> [What to produce] Please copy every line from the following entries in which the word "JSON" appears.

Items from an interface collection
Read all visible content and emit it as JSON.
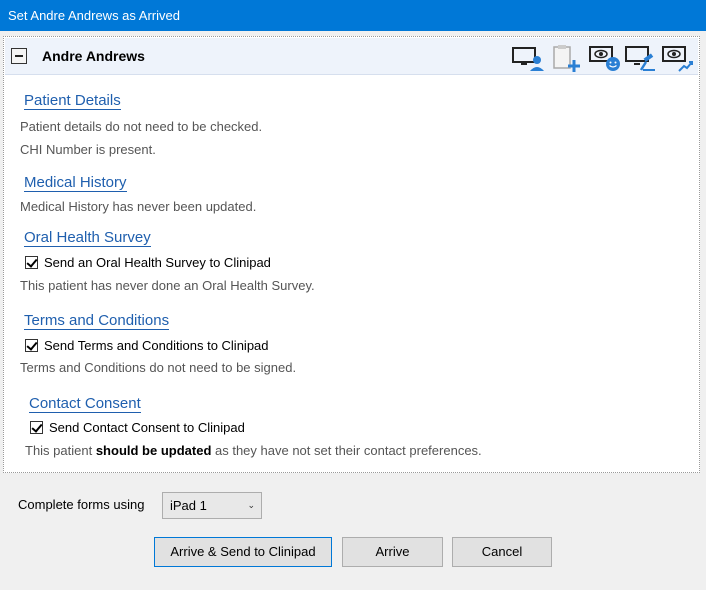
{
  "window": {
    "title": "Set Andre Andrews as Arrived"
  },
  "patient": {
    "name": "Andre Andrews"
  },
  "header_icons": [
    "patient-screen-icon",
    "add-clipboard-icon",
    "view-face-icon",
    "screen-gavel-icon",
    "view-chart-icon"
  ],
  "sections": {
    "patient_details": {
      "title": "Patient Details",
      "line1": "Patient details do not need to be checked.",
      "line2": "CHI Number is present."
    },
    "medical_history": {
      "title": "Medical History",
      "line1": "Medical History has never been updated."
    },
    "oral_health": {
      "title": "Oral Health Survey",
      "checkbox": "Send an Oral Health Survey to Clinipad",
      "checked": true,
      "line1": "This patient has never done an Oral Health Survey."
    },
    "terms": {
      "title": "Terms and Conditions",
      "checkbox": "Send Terms and Conditions to Clinipad",
      "checked": true,
      "line1": "Terms and Conditions do not need to be signed."
    },
    "contact": {
      "title": "Contact Consent",
      "checkbox": "Send Contact Consent to Clinipad",
      "checked": true,
      "line_pre": "This patient ",
      "line_bold": "should be updated",
      "line_post": " as they have not set their contact preferences."
    }
  },
  "complete_forms": {
    "label": "Complete forms using",
    "value": "iPad 1"
  },
  "buttons": {
    "arrive_send": "Arrive & Send to Clinipad",
    "arrive": "Arrive",
    "cancel": "Cancel"
  },
  "colors": {
    "titlebar": "#0078d7",
    "link": "#1f5fae",
    "icon_blue": "#2a7fd4"
  }
}
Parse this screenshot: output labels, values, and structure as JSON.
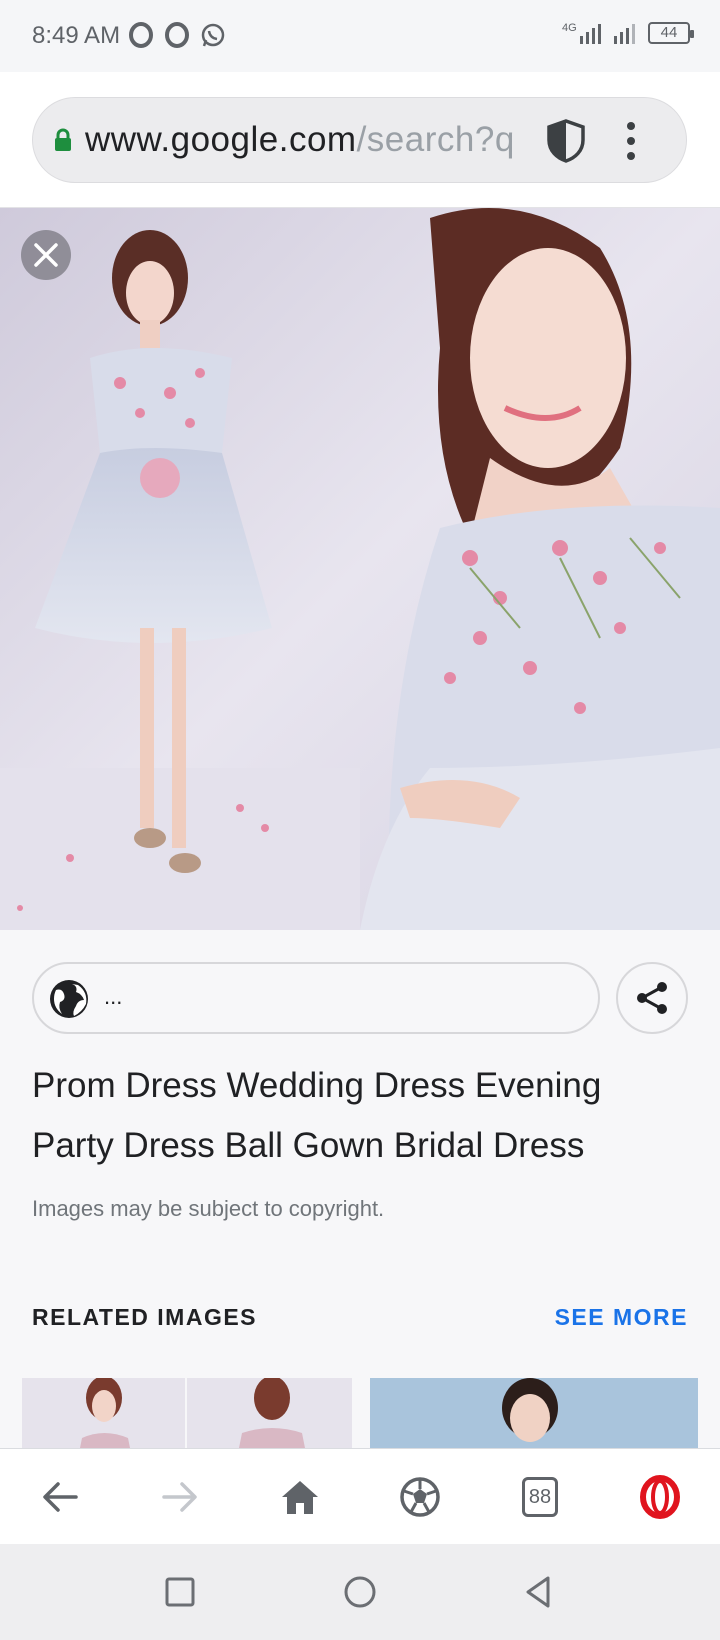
{
  "status_bar": {
    "time": "8:49 AM",
    "notification_icons": [
      "opera-icon",
      "opera-icon",
      "whatsapp-icon"
    ],
    "network": "4G",
    "battery": "44"
  },
  "address_bar": {
    "domain": "www.google.com",
    "path": "/search?q",
    "secure": true
  },
  "image_viewer": {
    "source_text": "...",
    "title": "Prom Dress Wedding Dress Evening Party Dress Ball Gown Bridal Dress",
    "copyright_notice": "Images may be subject to copyright."
  },
  "related": {
    "label": "RELATED IMAGES",
    "see_more": "SEE MORE"
  },
  "toolbar": {
    "tab_count": "88"
  },
  "colors": {
    "accent_blue": "#1a73e8",
    "opera_red": "#e0141e",
    "lock_green": "#1e8e3e"
  }
}
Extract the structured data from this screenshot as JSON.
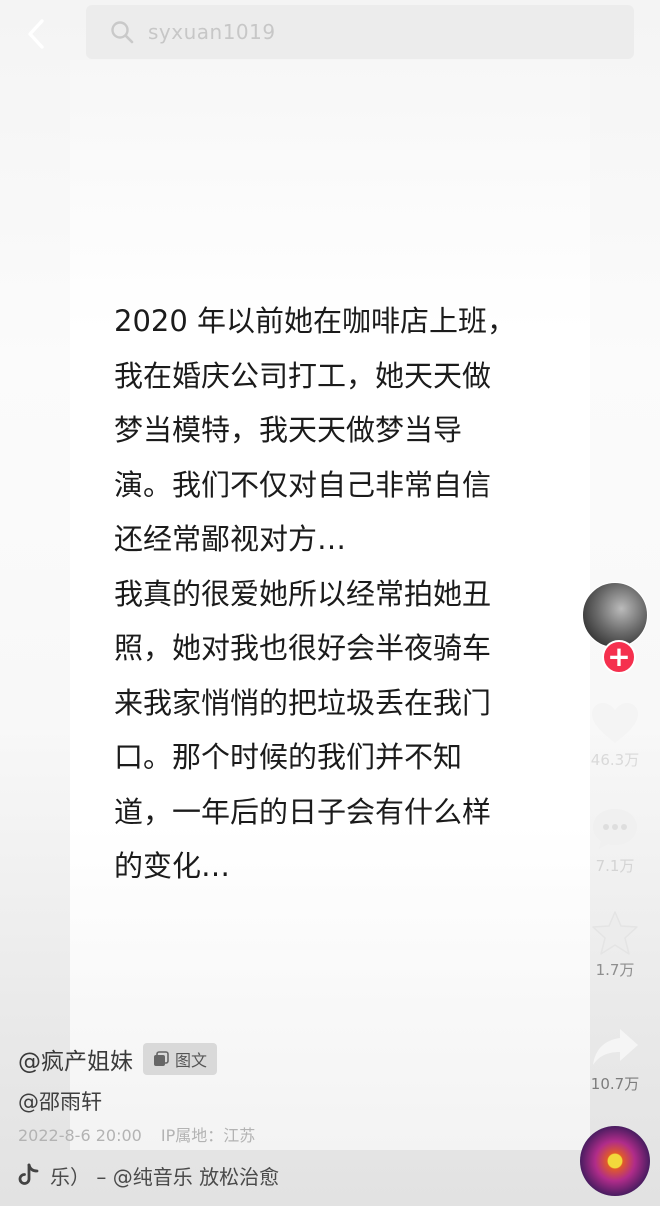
{
  "search": {
    "query": "syxuan1019"
  },
  "post": {
    "lines": [
      "2020 年以前她在咖啡店上班，",
      "我在婚庆公司打工，她天天做",
      "梦当模特，我天天做梦当导",
      "演。我们不仅对自己非常自信",
      "还经常鄙视对方…",
      "我真的很爱她所以经常拍她丑",
      "照，她对我也很好会半夜骑车",
      "来我家悄悄的把垃圾丢在我门",
      "口。那个时候的我们并不知",
      "道，一年后的日子会有什么样",
      "的变化…"
    ]
  },
  "actions": {
    "likes": "46.3万",
    "comments": "7.1万",
    "favorites": "1.7万",
    "shares": "10.7万"
  },
  "info": {
    "author": "@疯产姐妹",
    "tag": "图文",
    "mention": "@邵雨轩",
    "date": "2022-8-6 20:00",
    "ip": "IP属地：江苏",
    "music": "乐） – @纯音乐    放松治愈"
  },
  "icons": [
    "back-icon",
    "search-icon",
    "plus-icon",
    "heart-icon",
    "comment-icon",
    "star-icon",
    "share-icon",
    "image-text-icon",
    "tiktok-note-icon"
  ],
  "colors": {
    "follow": "#f5304e",
    "text": "#1b1b1b",
    "meta": "#b3b3b3"
  }
}
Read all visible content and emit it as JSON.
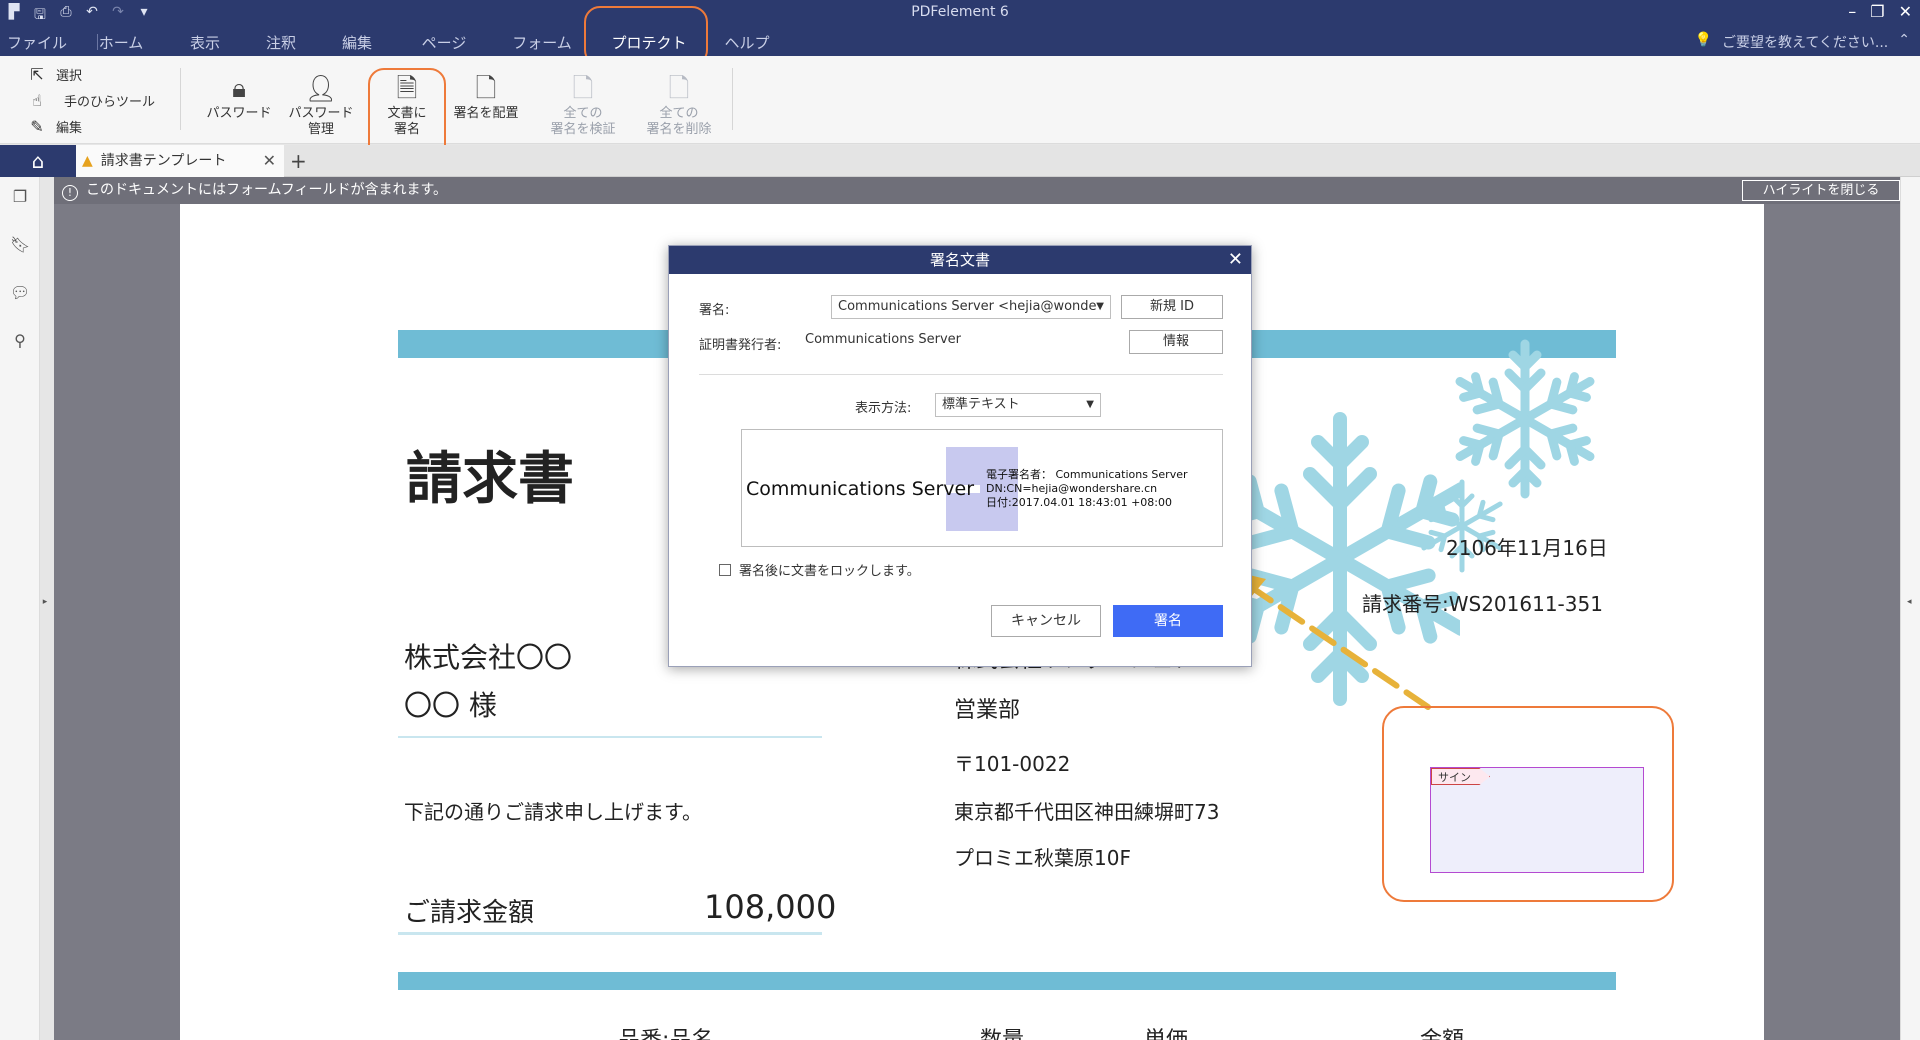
{
  "app": {
    "title": "PDFelement 6"
  },
  "quick_access": [
    "app-icon",
    "save-icon",
    "print-icon",
    "undo-icon",
    "redo-icon",
    "customize-icon"
  ],
  "menu": {
    "items": [
      "ファイル",
      "ホーム",
      "表示",
      "注釈",
      "編集",
      "ページ",
      "フォーム",
      "プロテクト",
      "ヘルプ"
    ],
    "active": "プロテクト"
  },
  "help_prompt": "ご要望を教えてください...",
  "ribbon": {
    "tools": [
      "選択",
      "手のひらツール",
      "編集"
    ],
    "password": "パスワード",
    "password_mgmt_1": "パスワード",
    "password_mgmt_2": "管理",
    "sign_doc_1": "文書に",
    "sign_doc_2": "署名",
    "place_sig": "署名を配置",
    "verify_all_1": "全ての",
    "verify_all_2": "署名を検証",
    "delete_all_1": "全ての",
    "delete_all_2": "署名を削除"
  },
  "tabs": {
    "doc_tab": "請求書テンプレート",
    "add": "+"
  },
  "info_bar": {
    "message": "このドキュメントにはフォームフィールドが含まれます。",
    "close_highlight": "ハイライトを閉じる"
  },
  "document": {
    "title": "請求書",
    "date": "2106年11月16日",
    "invoice_no": "請求番号:WS201611-351",
    "company_to": "株式会社〇〇",
    "recipient": "〇〇 様",
    "sender_partial": "株式会社ワンダーシェア",
    "department": "営業部",
    "postal": "〒101-0022",
    "address": "東京都千代田区神田練塀町73",
    "building": "プロミエ秋葉原10F",
    "request_text": "下記の通りご請求申し上げます。",
    "amount_label": "ご請求金額",
    "amount_value": "108,000",
    "col_item": "品番:品名",
    "col_qty": "数量",
    "col_unit_price": "単価",
    "col_amount": "金額",
    "sign_tag": "サイン"
  },
  "dialog": {
    "title": "署名文書",
    "signature_label": "署名:",
    "signature_value": "Communications Server <hejia@wonde",
    "new_id": "新規 ID",
    "issuer_label": "証明書発行者:",
    "issuer_value": "Communications Server",
    "info": "情報",
    "display_label": "表示方法:",
    "display_value": "標準テキスト",
    "preview_name": "Communications Server",
    "preview_line1": "電子署名者： Communications Server",
    "preview_line2": "DN:CN=hejia@wondershare.cn",
    "preview_line3": "日付:2017.04.01 18:43:01 +08:00",
    "lock_label": "署名後に文書をロックします。",
    "lock_checked": false,
    "cancel": "キャンセル",
    "sign": "署名"
  },
  "colors": {
    "titlebar": "#2c3a6e",
    "accent_orange": "#ee7a3a",
    "sign_button": "#3f6bf5",
    "stripe": "#6fbcd5",
    "snowflake": "#9fd6e4"
  }
}
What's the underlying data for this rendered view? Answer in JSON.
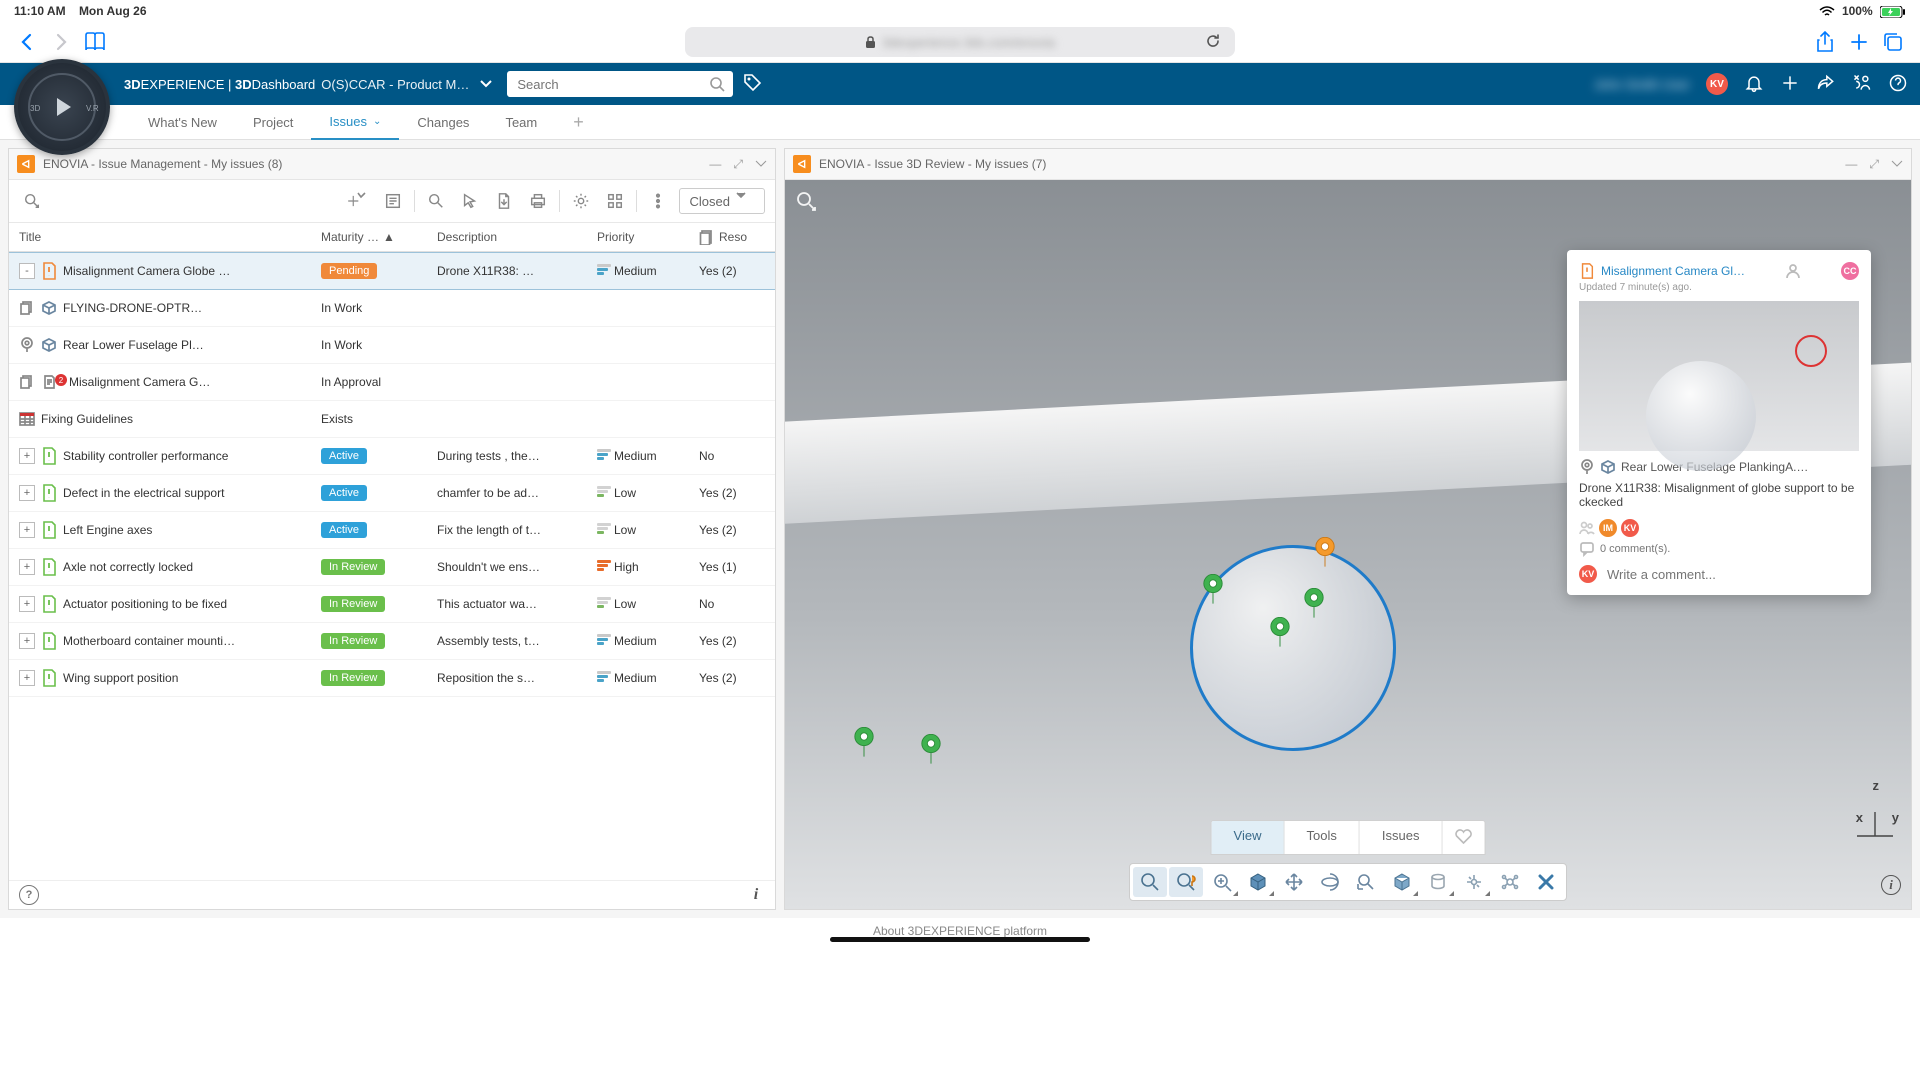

> [Solution below]
Read all visible content and emit it as JSON.
Parse this screenshot: output labels, values, and structure as JSON.
Extract the structured data from this screenshot as JSON.
Read all visible content and emit it as JSON.
What's the underlying data for this rendered view? Answer in JSON.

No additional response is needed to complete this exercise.